▶ _Records supplied_:
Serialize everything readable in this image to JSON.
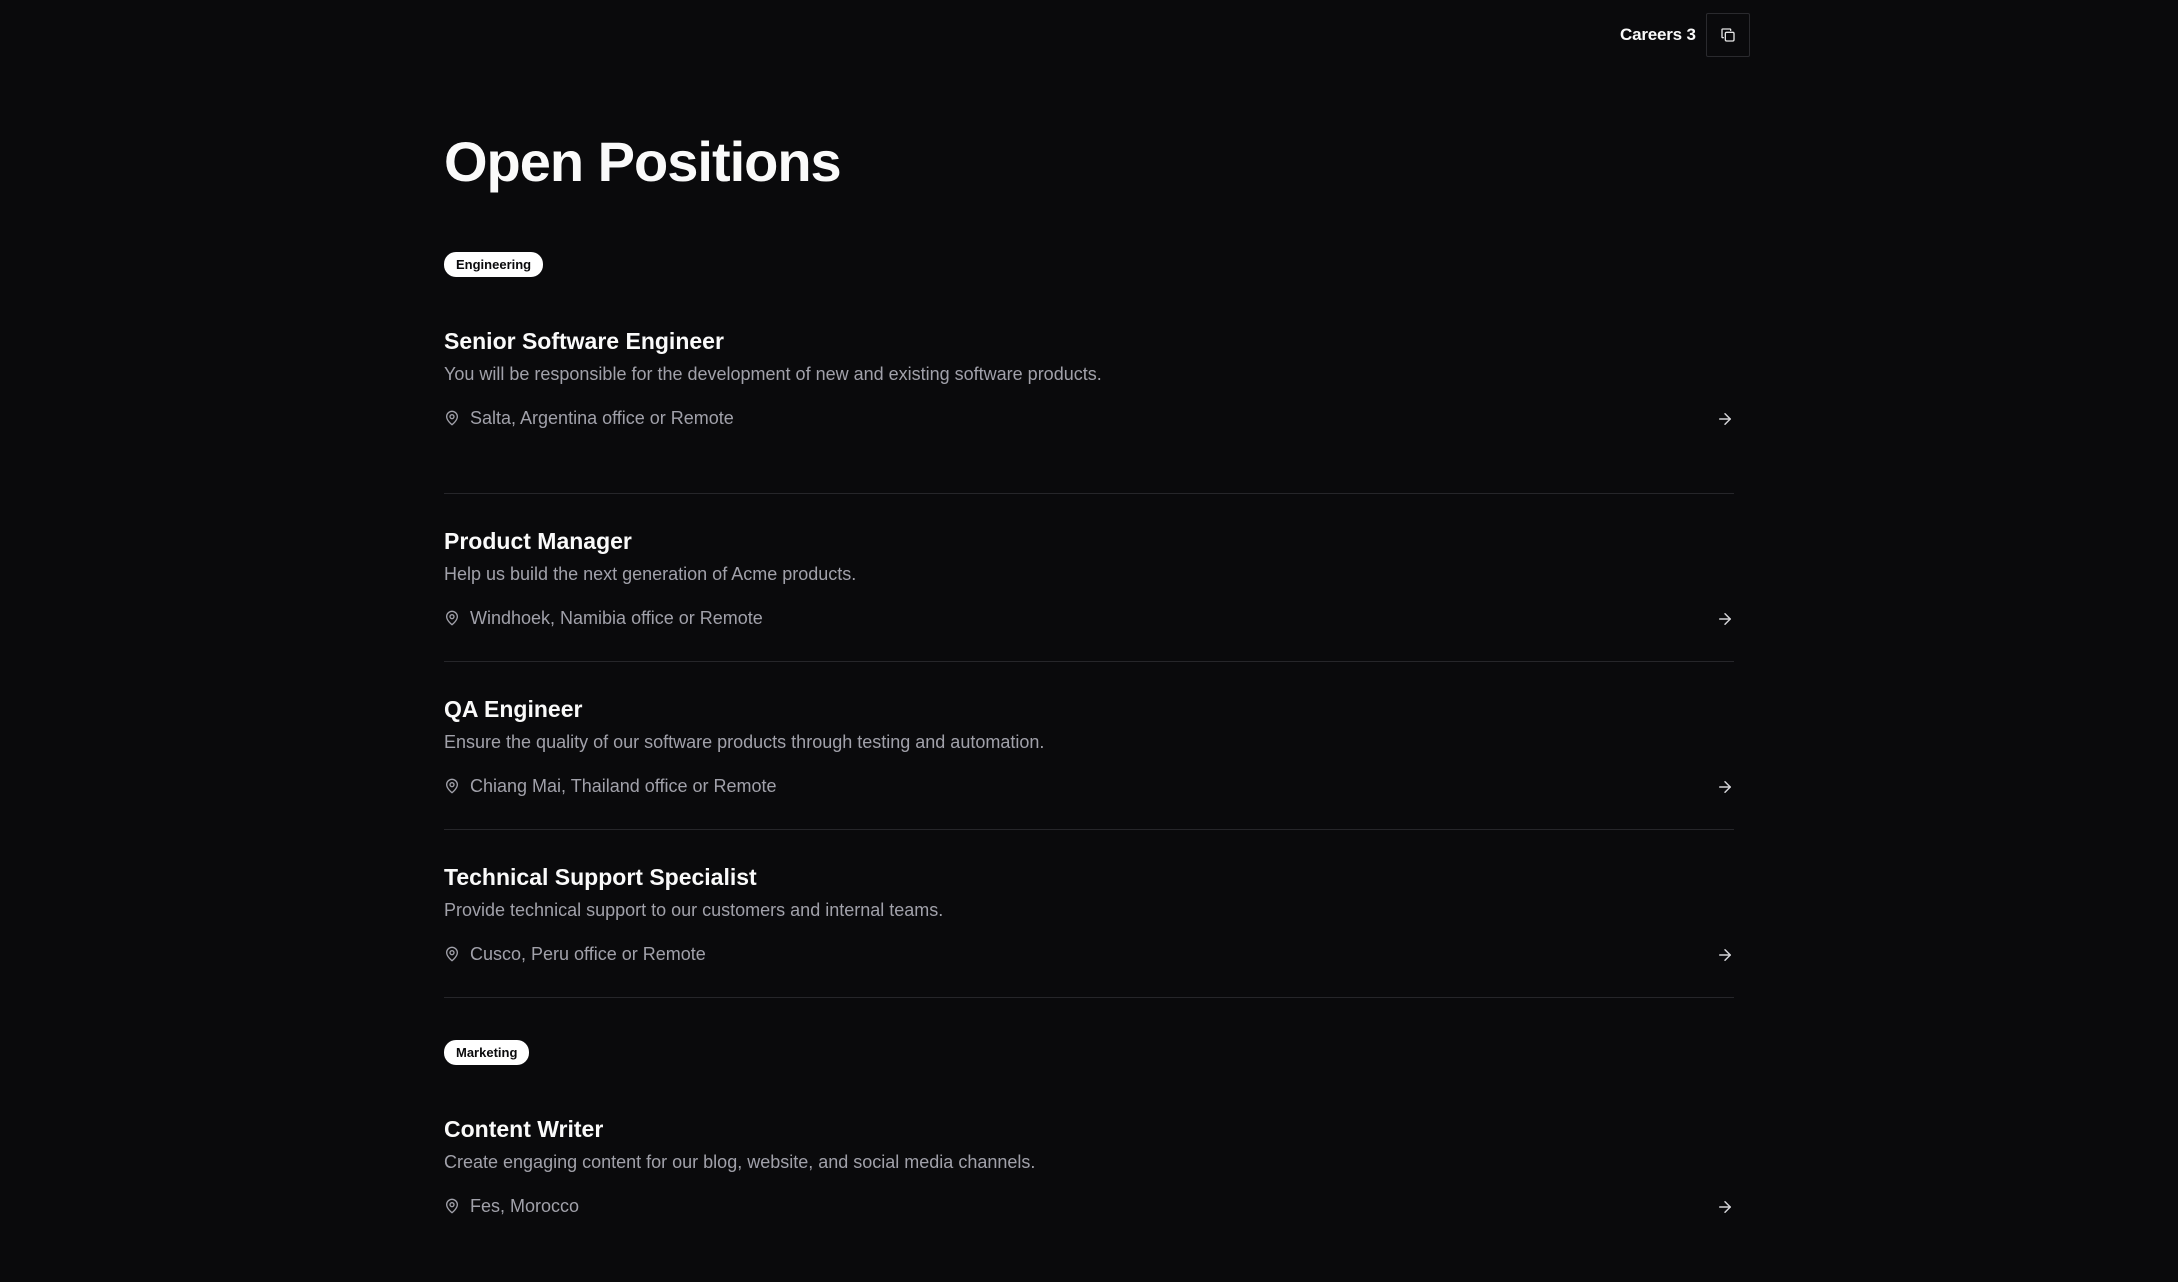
{
  "header": {
    "title": "Careers 3",
    "copy_icon": "copy-icon"
  },
  "page": {
    "title": "Open Positions"
  },
  "sections": [
    {
      "badge": "Engineering",
      "jobs": [
        {
          "title": "Senior Software Engineer",
          "description": "You will be responsible for the development of new and existing software products.",
          "location": "Salta, Argentina office or Remote"
        },
        {
          "title": "Product Manager",
          "description": "Help us build the next generation of Acme products.",
          "location": "Windhoek, Namibia office or Remote"
        },
        {
          "title": "QA Engineer",
          "description": "Ensure the quality of our software products through testing and automation.",
          "location": "Chiang Mai, Thailand office or Remote"
        },
        {
          "title": "Technical Support Specialist",
          "description": "Provide technical support to our customers and internal teams.",
          "location": "Cusco, Peru office or Remote"
        }
      ]
    },
    {
      "badge": "Marketing",
      "jobs": [
        {
          "title": "Content Writer",
          "description": "Create engaging content for our blog, website, and social media channels.",
          "location": "Fes, Morocco"
        }
      ]
    }
  ],
  "icons": {
    "location": "map-pin-icon",
    "arrow": "arrow-right-icon"
  },
  "colors": {
    "background": "#0a0a0c",
    "text": "#fafafa",
    "muted": "#a1a1aa",
    "divider": "#26262a"
  }
}
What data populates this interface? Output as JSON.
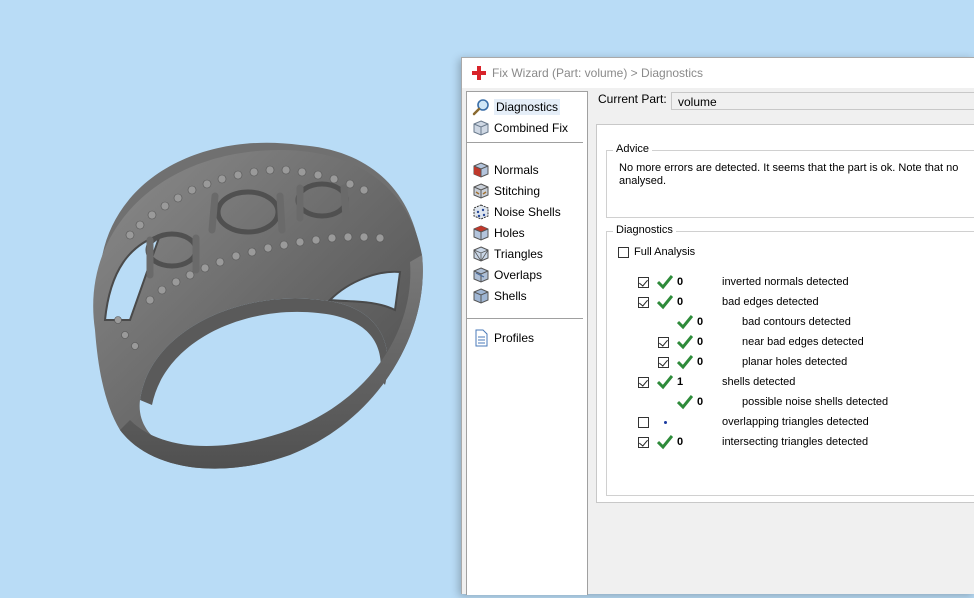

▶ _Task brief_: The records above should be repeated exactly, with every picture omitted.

▶ _Exercise output_:
Serialize everything readable in this image to JSON.
{
  "header": {
    "title": "Careers 3",
    "copy_icon": "copy-icon"
  },
  "page": {
    "title": "Open Positions"
  },
  "sections": [
    {
      "badge": "Engineering",
      "jobs": [
        {
          "title": "Senior Software Engineer",
          "description": "You will be responsible for the development of new and existing software products.",
          "location": "Salta, Argentina office or Remote"
        },
        {
          "title": "Product Manager",
          "description": "Help us build the next generation of Acme products.",
          "location": "Windhoek, Namibia office or Remote"
        },
        {
          "title": "QA Engineer",
          "description": "Ensure the quality of our software products through testing and automation.",
          "location": "Chiang Mai, Thailand office or Remote"
        },
        {
          "title": "Technical Support Specialist",
          "description": "Provide technical support to our customers and internal teams.",
          "location": "Cusco, Peru office or Remote"
        }
      ]
    },
    {
      "badge": "Marketing",
      "jobs": [
        {
          "title": "Content Writer",
          "description": "Create engaging content for our blog, website, and social media channels.",
          "location": "Fes, Morocco"
        }
      ]
    }
  ],
  "icons": {
    "location": "map-pin-icon",
    "arrow": "arrow-right-icon"
  },
  "colors": {
    "background": "#0a0a0c",
    "text": "#fafafa",
    "muted": "#a1a1aa",
    "divider": "#26262a"
  }
}
What data populates this interface? Output as JSON.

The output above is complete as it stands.